Excerpts from an interface dataset

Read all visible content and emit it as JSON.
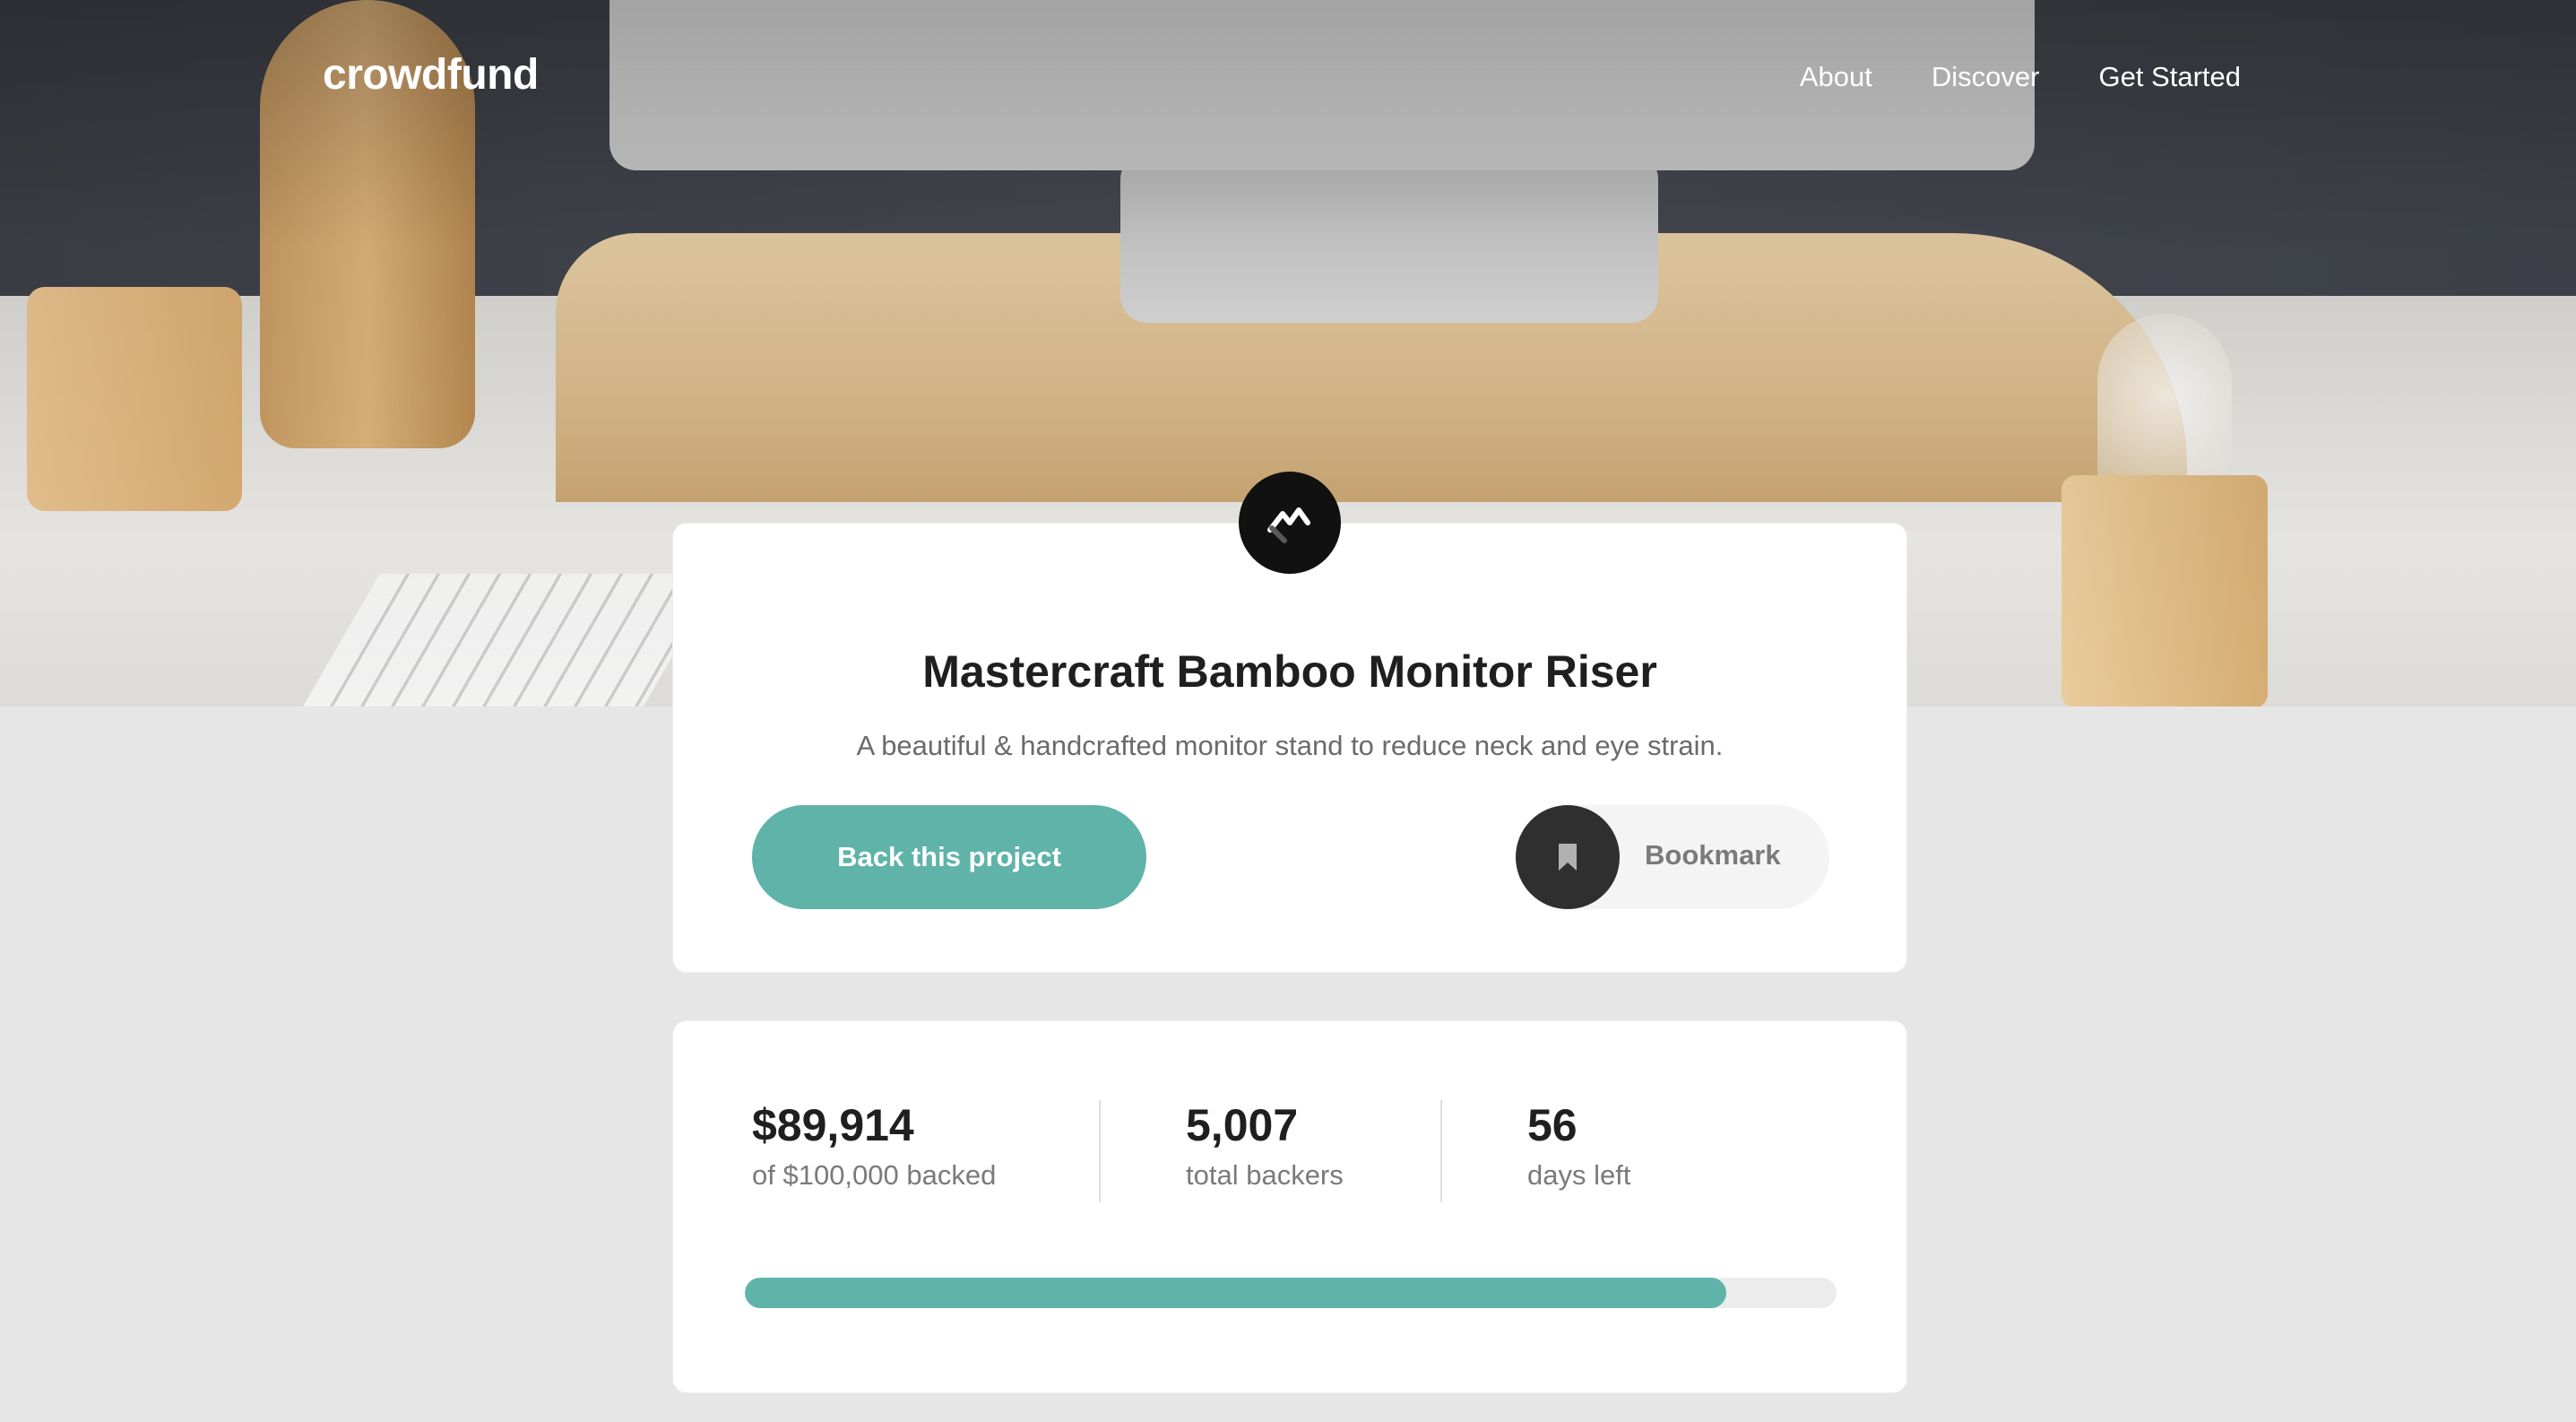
{
  "nav": {
    "logo": "crowdfund",
    "links": [
      "About",
      "Discover",
      "Get Started"
    ]
  },
  "project": {
    "logo_icon": "mastercraft-logo-icon",
    "title": "Mastercraft Bamboo Monitor Riser",
    "description": "A beautiful & handcrafted monitor stand to reduce neck and eye strain.",
    "back_label": "Back this project",
    "bookmark_label": "Bookmark",
    "bookmark_icon": "bookmark-icon"
  },
  "stats": {
    "backed_amount": "$89,914",
    "backed_label": "of $100,000 backed",
    "backers_count": "5,007",
    "backers_label": "total backers",
    "days_count": "56",
    "days_label": "days left",
    "progress_percent": 89.9
  },
  "colors": {
    "accent": "#5fb3a8",
    "background": "#e6e6e6",
    "card": "#ffffff",
    "bookmark_circle": "#2f2f2f"
  }
}
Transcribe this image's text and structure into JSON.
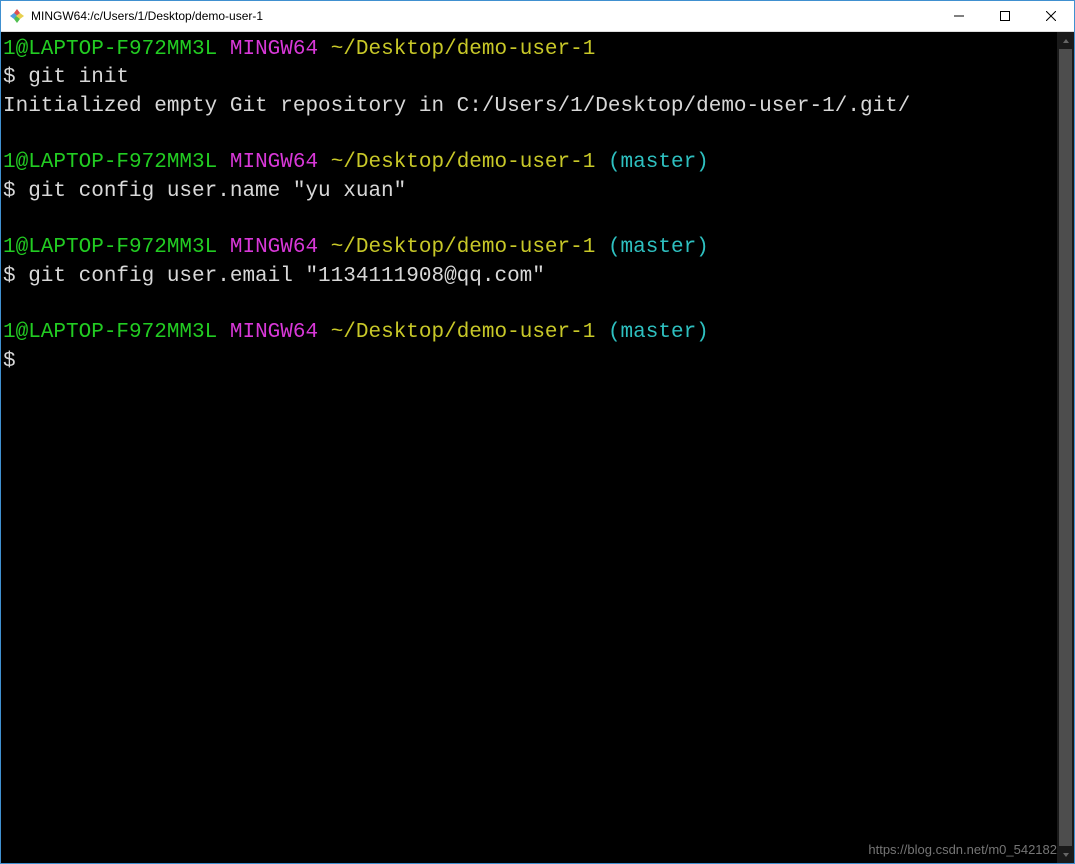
{
  "window": {
    "title": "MINGW64:/c/Users/1/Desktop/demo-user-1"
  },
  "terminal": {
    "blocks": [
      {
        "prompt": {
          "user_host": "1@LAPTOP-F972MM3L",
          "env": "MINGW64",
          "path": "~/Desktop/demo-user-1",
          "branch": ""
        },
        "command": "git init",
        "output": "Initialized empty Git repository in C:/Users/1/Desktop/demo-user-1/.git/"
      },
      {
        "prompt": {
          "user_host": "1@LAPTOP-F972MM3L",
          "env": "MINGW64",
          "path": "~/Desktop/demo-user-1",
          "branch": "(master)"
        },
        "command": "git config user.name \"yu xuan\"",
        "output": ""
      },
      {
        "prompt": {
          "user_host": "1@LAPTOP-F972MM3L",
          "env": "MINGW64",
          "path": "~/Desktop/demo-user-1",
          "branch": "(master)"
        },
        "command": "git config user.email \"1134111908@qq.com\"",
        "output": ""
      },
      {
        "prompt": {
          "user_host": "1@LAPTOP-F972MM3L",
          "env": "MINGW64",
          "path": "~/Desktop/demo-user-1",
          "branch": "(master)"
        },
        "command": "",
        "output": ""
      }
    ],
    "prompt_symbol": "$"
  },
  "watermark": "https://blog.csdn.net/m0_542182"
}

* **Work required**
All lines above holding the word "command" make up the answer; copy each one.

* **Output for this exercise**
        "command": "git init",
        "command": "git config user.name \"yu xuan\"",
        "command": "git config user.email \"1134111908@qq.com\"",
        "command": "",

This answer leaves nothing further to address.